3. The apparatus of claim 2 where said comparator means includes output indicator means to indicate the 6. The apparatus of claim 2 including means for mounting said tunable circuit remote from said comparator means, and electrical interconnection means there-between; said means for mounting said tunable circuit being towable from an aircraft and aerodynamically stable when towed thereby; said tunable circuit being mounted in said towable means so that the turns of said first coil assume a substan-tially horizontal position.

l l l l i

Patent Citations
Cited PatentFiling datePublication dateApplicantTitle
US3014176 *Feb 1, 1957Dec 19, 1961Dominion Aerotronics LtdAirborne electromagnetic prospecting apparatus
US3555408 *Dec 9, 1968Jan 12, 1971Mcphar Geophysics LtdMethod and means for airborne electromagnetic exploration utilizing the resultant transmitted electromagnetic field comprised of the primary field and secondary fields generated thereby in the aircraft
GB574808A * Title not available
GB860197A * Title not available
Referenced by
Citing PatentFiling datePublication dateApplicantTitle
US3836841 *Jan 15, 1973Sep 17, 1974Univ CaliforniaElectromagnetic device for determining the conductance of a nearby body by a single supercooled inductor coil
US4639674 *Apr 11, 1983Jan 27, 1987Schonstedt Instrument CompanyApparatus and method employing extraneous field compensation for locating current-carrying objects
US4688580 *Jul 11, 1985Aug 25, 1987The Johns Hopkins UniversityNon-invasive electromagnetic technique for monitoring bone healing and bone fracture localization
US4810963 *Jan 31, 1986Mar 7, 1989Public Health Laboratory Service BoardMethod for investigating the condition of a bacterial suspension through frequency profile of electrical admittance
US4859940 *Sep 9, 1987Aug 22, 1989Westinghouse Electric Corp.Apparatus for detecting onset of slag entrainment in a molten metal stream
US4876504 *Nov 9, 1988Oct 24, 1989Public Health Laboratory Service BoardApparatus for investigating the condition of a bacteria containing suspension through frequency profile of electrical admittance
US5528142 *Jun 19, 1995Jun 18, 1996Feickert; Carl A.Resonant eddy analysis- a contactless, inductive method for deriving quantitative information about the conductivity and permeability of a test sample
US6617856 *Feb 15, 2002Sep 9, 2003Radiodetection LimitedElectronic marker locator system and method

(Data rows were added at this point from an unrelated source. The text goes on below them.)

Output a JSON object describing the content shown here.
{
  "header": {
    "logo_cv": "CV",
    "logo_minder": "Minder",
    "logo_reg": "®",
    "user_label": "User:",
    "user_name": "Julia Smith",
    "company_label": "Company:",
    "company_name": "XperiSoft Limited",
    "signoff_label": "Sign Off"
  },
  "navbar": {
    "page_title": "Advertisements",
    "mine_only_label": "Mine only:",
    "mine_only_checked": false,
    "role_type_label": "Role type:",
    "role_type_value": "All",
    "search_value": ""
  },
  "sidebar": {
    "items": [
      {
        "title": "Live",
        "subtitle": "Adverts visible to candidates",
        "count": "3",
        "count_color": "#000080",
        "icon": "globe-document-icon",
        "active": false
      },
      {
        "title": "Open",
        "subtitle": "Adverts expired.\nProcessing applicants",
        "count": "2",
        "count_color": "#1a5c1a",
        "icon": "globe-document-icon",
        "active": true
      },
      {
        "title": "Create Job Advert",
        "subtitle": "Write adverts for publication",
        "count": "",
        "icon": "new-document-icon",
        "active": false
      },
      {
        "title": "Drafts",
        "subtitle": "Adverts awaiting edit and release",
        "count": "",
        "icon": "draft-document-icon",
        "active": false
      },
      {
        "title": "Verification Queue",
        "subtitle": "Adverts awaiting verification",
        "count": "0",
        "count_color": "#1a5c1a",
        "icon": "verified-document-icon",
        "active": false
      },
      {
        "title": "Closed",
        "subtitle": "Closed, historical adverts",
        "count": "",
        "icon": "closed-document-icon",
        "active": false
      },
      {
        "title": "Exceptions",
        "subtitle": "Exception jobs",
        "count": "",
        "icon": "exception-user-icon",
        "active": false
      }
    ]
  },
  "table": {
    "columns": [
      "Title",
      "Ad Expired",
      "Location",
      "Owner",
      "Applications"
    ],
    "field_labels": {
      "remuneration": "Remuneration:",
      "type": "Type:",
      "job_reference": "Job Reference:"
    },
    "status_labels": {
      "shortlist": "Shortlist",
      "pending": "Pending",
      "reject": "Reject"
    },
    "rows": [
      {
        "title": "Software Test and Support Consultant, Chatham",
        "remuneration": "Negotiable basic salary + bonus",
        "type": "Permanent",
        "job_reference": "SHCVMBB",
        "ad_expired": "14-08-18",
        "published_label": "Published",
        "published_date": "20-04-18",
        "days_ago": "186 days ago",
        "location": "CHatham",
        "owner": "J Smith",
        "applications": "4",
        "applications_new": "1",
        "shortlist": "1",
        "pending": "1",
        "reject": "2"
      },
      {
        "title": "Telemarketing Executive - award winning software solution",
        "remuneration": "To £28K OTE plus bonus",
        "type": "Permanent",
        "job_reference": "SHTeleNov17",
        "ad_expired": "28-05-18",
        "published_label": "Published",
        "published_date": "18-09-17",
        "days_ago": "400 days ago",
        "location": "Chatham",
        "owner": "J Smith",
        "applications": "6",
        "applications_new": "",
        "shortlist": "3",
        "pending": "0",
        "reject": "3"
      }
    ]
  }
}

US7241630 *Mar 26, 2001Jul 10, 2007Randox Laboratories, Ltd.number of coated paramagnetic particles on a plastic strip is determined by placing the strip in a coil of insulated wire and observing the effect their presence has on the self-inductance of the coil.
US7755351 *Jan 23, 2007Jul 13, 2010The Boeing CompanyMethod and apparatus for detecting inconsistencies in fiber reinforced resin parts using eddy currents
WO1987000025A1 *Jul 11, 1986Jan 15, 1987Univ Johns HopkinsElectromagnetic bone healing sensor
Classifications
U.S. Classification324/330, 324/326, 324/332, 324/236
International ClassificationG01V3/10
Cooperative ClassificationG01V3/108
European ClassificationG01V3/10C3